“The virus doesn’t care how tired I am of it,” she said. “It’s sole purpose is to find a host and mutate.”
Holscher said unvaccinated children will see the brunt of the disease.
“The virus is partying it up in the USA and the Midwest is the epicenter,” she said.
Local doctors and nurses said they were concerned if no actions were taken the strain on the medical system will increase and greatly effect health workers with children.
Dr. Joseph Julian said kids will be the drivers of the illness.
“Children’s hospitals are currently going through the winter viral season right now,” he said.
Edward King, nurse practitioner, said he was seeing more unvaccinated people with severe cases, especially children under the age of 12.
“It is not political, and it isn’t infringing on people’s rights,” he said. “It is a simple health measure.”

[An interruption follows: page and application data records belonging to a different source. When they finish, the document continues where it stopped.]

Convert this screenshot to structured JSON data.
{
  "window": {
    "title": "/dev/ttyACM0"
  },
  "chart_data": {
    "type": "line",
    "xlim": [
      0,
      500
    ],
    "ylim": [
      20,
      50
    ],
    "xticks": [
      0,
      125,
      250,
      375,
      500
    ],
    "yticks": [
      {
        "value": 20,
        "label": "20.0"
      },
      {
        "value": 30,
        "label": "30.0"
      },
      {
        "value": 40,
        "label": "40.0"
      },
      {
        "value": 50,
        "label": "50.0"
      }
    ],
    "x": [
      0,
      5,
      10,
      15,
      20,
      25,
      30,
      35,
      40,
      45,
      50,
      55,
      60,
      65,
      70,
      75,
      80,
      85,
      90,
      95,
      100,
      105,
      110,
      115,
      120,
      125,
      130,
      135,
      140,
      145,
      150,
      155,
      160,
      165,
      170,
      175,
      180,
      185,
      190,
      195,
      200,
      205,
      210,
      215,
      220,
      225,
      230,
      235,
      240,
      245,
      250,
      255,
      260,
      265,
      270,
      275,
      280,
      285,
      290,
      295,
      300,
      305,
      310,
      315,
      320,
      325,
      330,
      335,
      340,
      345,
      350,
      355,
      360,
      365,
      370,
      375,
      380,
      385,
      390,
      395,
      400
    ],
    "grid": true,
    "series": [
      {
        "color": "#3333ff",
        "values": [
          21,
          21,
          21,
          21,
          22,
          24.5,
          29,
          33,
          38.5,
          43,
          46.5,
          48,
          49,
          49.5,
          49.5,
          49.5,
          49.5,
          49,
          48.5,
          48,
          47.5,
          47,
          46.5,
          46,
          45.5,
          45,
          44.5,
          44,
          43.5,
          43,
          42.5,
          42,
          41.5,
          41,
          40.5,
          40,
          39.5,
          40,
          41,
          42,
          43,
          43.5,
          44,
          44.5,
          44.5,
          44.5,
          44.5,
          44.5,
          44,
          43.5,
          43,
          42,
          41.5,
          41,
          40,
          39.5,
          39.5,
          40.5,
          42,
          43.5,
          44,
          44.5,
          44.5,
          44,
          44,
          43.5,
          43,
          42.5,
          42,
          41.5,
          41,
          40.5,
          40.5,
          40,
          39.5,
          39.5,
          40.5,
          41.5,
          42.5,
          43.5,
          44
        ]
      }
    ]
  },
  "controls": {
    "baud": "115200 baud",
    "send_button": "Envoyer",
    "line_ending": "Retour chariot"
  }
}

Dr. Sanmi Areola, director of the Johnson County Department of Health and Environment, said he was worried about the upcoming school year and a school’s indoor environment is perfect for proliferation of the virus.
Areola presented hospitalization data for children in Johnson County and said since the beginning of the pandemic, 15 children ages 12 to 17 were hospitalized for treatment of COVID-19, and eight children ages three to 11 were hospitalized. Areola said three children have been hospitalized since June.
Areola said the rate the numbers are going it is going to get scary.
“It is a recipe for disaster,” he said.
LeMaster said masks would be the critical element in keeping schools open and intervention was needed to avoid returning to remote school.
“It had a negative effect on children physically and emotionally,” he said.
Parents said they were concerned schools would close again after the first week, and their kids would be sent home missing their education and needed social skills. Parents said they also had struggled to find proper care for their kids when schools originally went to remote and many had to quit their jobs. They said they worried about the economic cost to society and businesses.
Melissa Jenner, resident, said if kids were in quarantine no one would be available to fill their service industry jobs.
Parents said not keeping their kids in school greatly effected their physical and mental well-beings.
Rebecca Gagg, resident, said she had to quit her job in order to be at home with her children and virtual school was no longer an option.
“No one will hire me because my children will have to quarantine every few weeks,” she said. “Give families like me a fighting chance.”
Karen Gizler, resident, said she had seen the heartbreaking emotional toll closing schools had taken on a child.
“Schools need to be able to be open,” she said. “Ripples create tsunamis.”
Heather King, resident, said why would doctors and scientists lie.
“What do they have to gain,” she said. “Wearing a mask isn’t taking away my freedom but for the safety of all.”
Eilert said they all shared the same objective of wanting to keep the schools open and kids in school.
“If we are going to kick the virus we need to get vaccinated,” he said.
Some Johnson county schools open August 12.